Exciting young horses also get lottery funding in the UK and access to some of the top trainers in the country through the talent path.
They have to meet very specific criteria and results at each level and as each year goes on they get weeded out as many fall short of what is required.
British Eventing has young horse classes from yearlings to 9 years old. Yearlings, 2yo and 3yo its through vet, movement and if a 3yo loose jumping. They qualify throughout the country at something called the BEF futurity and then the finals are held at Osberton along with the 4/5/6/7yo championships. The 4/5yo competitions are usually dressage competitions as the standard is so high. But the 6/7yos go round proper championship level 1* and 2* courses.
The age classes are big business for a lot of producers in the UK.
The only place where success comes before work is in the dictionary.
I also calculated the % Blood of the winners from 2004-2011. The YEH % Blood is 54.8%, the average % Blood for all 4* horses in the last 3 years (the "modern" event horse) is 75.8%. I think NCRider hit the nail on the head.
The average of 75.8%, is that ALL 4* horses? Is there anyway to know what that percentage would be if we excluded the TB's and looked only at the (possibly purpose bred) eventing crosses?
Just curious - and on iPhone so please excuse typos...
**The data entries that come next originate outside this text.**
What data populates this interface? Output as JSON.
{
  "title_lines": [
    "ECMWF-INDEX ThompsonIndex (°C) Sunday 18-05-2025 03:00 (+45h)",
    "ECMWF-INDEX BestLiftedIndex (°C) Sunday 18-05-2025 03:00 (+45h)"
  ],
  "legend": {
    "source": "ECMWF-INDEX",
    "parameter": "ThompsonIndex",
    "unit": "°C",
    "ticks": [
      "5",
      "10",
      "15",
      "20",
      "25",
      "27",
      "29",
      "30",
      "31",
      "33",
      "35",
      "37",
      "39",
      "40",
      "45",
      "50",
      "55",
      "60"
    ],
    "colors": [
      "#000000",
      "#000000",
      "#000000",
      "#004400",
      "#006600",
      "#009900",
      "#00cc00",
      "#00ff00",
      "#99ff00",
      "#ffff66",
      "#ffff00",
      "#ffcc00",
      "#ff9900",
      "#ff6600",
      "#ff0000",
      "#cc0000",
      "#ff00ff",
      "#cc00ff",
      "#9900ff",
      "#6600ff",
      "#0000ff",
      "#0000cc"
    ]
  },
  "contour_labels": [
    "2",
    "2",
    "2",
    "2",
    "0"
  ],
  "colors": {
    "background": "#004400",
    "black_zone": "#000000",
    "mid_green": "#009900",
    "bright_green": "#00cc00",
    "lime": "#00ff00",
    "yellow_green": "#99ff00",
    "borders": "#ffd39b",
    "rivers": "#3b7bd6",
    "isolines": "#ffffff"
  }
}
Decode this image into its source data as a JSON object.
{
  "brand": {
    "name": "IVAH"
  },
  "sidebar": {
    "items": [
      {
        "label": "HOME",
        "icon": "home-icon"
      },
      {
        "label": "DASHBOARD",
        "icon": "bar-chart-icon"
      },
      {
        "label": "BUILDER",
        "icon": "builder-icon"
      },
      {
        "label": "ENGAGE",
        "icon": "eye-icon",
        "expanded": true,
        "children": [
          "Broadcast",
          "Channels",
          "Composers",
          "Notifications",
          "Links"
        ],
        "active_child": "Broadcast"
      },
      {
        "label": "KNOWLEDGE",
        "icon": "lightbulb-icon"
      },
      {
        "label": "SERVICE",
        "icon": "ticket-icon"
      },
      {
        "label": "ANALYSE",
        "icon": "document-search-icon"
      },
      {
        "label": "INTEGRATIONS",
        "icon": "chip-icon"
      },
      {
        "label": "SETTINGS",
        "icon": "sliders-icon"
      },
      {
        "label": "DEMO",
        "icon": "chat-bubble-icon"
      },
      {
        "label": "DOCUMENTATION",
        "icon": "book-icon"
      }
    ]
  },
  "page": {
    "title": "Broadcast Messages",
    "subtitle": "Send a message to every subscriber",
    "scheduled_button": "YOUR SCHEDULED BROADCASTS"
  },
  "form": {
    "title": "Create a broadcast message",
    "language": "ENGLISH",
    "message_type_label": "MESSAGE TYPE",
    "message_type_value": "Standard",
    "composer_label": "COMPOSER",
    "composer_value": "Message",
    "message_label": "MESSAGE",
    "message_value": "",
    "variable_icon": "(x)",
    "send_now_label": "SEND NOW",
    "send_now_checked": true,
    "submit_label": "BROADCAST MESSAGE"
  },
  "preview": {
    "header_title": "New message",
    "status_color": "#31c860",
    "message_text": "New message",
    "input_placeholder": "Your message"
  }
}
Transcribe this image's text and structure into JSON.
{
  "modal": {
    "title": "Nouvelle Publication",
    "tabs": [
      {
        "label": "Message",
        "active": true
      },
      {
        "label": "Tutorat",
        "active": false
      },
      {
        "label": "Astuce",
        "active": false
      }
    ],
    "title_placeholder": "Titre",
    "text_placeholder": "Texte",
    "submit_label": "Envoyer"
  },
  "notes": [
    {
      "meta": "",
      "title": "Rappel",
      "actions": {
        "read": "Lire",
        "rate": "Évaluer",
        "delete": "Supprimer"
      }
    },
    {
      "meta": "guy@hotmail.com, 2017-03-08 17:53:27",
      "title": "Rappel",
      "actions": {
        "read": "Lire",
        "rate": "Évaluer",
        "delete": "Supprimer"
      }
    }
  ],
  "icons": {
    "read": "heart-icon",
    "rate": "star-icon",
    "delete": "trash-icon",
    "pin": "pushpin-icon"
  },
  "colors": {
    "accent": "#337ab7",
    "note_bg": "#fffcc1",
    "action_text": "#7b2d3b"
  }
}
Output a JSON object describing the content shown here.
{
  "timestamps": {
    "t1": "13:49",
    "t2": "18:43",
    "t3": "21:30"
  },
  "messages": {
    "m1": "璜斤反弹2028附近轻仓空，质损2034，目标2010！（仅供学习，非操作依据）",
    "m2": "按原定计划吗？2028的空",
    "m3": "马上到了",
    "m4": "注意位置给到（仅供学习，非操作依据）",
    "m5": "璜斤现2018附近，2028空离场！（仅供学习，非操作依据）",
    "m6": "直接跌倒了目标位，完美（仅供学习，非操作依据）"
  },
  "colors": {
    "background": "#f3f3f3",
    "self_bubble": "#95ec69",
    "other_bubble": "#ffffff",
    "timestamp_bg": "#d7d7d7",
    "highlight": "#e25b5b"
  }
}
I find it fascinating how the % of blood can vary even within "heavier" warmbloods.
Or how modern and refined a WB can look with low %. There are some
"refining" stallions with pretty low percentage of blood who consistently stamp their offspring with more refining traits. And there are some WB stallions with a high percentage of blood...who while they themselves are refined....really don't pass that trait along. That's why IMO with the WBs you really need to know the whole family not just the percentages.
** Tact is the ability to tell someone to go to hell in such a way that they look forward to the trip. ~Winston Churchill? **